National Cohesion and Integration Commission (NCIC) Member, Philip Okundi, has told boda-boda riders and youths to avoid being used by politicians to perpetrate hate speech in social media.
He said some youths in Homa Bay County were being used by politicians to perpetrate hate speech against their opponents ahead of the 2022 general election.
Okundi said such youths write messages in social media platforms insulting opponents of politicians who engage them.
Okundi who was accompanied by Asego Division Assistant County Commissioner Henry Kereya told the youths to avoid being used by politicians to inflame violence.
He spoke on Monday in Homa Bay town during sensitization programme for peaceful coexistence, where he also told youths to understand that hate speech can land someone in jail.
“Let youths understand that when you are arrested because of hate speech, you will be jailed alone. It is you and your family that will suffer,” Okundi informed the youths and urged them to resist incitement.
The Commissioner said that peaceful coexistence was politically, socially and economically healthy for Kenya’s posterity.
“Desisting from violence is the only way through which we can leave a good country for the future generations,” said Okundi.
He said that the government spends a lot of money to quell tension whenever violence erupts in any part of the country.
“Our country can save a lot of money if youths and boda-boda riders decide not to engage in violence,” he added.
On his part, Kereya said peace is the genesis of economic development of a country. “Anybody who means well for this country must desist from violence,” Kereya said.
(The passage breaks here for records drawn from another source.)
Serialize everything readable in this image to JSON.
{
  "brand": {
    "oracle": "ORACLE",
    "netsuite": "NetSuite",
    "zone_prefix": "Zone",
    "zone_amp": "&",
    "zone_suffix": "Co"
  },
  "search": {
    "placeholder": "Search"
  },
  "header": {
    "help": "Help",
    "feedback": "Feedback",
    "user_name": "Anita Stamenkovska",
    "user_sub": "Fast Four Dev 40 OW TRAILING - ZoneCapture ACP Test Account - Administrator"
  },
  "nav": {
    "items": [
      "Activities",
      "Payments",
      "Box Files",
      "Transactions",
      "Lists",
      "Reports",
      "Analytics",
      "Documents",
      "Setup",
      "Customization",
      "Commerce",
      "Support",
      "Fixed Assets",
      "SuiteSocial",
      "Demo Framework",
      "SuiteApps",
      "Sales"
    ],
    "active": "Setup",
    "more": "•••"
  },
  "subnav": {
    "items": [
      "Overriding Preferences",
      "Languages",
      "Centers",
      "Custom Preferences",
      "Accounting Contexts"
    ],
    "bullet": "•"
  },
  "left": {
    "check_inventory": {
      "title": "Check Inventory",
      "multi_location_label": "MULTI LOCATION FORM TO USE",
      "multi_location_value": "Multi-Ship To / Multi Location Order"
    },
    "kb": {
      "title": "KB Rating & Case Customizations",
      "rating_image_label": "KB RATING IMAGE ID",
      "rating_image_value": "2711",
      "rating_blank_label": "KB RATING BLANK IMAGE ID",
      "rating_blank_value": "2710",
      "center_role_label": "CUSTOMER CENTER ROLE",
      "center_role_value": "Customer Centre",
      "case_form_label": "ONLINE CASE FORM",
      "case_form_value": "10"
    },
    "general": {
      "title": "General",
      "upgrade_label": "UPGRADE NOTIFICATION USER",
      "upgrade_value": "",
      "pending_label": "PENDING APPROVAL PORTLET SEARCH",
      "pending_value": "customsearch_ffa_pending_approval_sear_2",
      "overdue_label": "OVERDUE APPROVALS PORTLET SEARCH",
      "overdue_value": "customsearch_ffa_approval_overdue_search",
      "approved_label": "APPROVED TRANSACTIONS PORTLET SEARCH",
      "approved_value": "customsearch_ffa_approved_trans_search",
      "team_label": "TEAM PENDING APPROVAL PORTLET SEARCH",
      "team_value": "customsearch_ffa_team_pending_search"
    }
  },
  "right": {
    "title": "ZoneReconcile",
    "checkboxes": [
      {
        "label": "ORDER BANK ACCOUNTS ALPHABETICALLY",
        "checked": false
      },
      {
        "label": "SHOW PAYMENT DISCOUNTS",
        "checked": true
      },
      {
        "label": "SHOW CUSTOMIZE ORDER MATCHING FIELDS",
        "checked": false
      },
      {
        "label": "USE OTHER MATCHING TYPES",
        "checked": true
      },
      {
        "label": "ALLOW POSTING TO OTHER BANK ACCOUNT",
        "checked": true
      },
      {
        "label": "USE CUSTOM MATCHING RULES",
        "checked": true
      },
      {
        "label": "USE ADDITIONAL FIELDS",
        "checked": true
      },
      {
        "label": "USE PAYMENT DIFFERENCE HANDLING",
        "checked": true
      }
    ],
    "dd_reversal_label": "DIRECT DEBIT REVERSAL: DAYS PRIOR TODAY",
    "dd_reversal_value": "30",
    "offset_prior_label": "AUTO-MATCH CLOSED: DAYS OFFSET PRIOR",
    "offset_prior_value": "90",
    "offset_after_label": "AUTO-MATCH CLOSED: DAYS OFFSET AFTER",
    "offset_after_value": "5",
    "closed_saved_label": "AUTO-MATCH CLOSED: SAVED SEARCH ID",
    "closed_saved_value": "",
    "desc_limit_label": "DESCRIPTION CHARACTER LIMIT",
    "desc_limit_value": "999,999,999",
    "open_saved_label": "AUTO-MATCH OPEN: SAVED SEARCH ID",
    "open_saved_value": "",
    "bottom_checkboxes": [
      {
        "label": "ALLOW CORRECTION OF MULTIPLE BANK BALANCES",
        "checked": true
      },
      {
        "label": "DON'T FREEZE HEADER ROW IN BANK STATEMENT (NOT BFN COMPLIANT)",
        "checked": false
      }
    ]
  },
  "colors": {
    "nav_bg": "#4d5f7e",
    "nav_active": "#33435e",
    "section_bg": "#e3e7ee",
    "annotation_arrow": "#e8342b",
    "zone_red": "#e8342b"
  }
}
The sensitization programme was held after the NCIC identified Homa Bay as one of the hotspots of political violence. The programme targets various groups of people including the elders, youths, bodaboda riders and women. Those who were sensitized will serve as ambassadors of peace in community.
By Davis Langat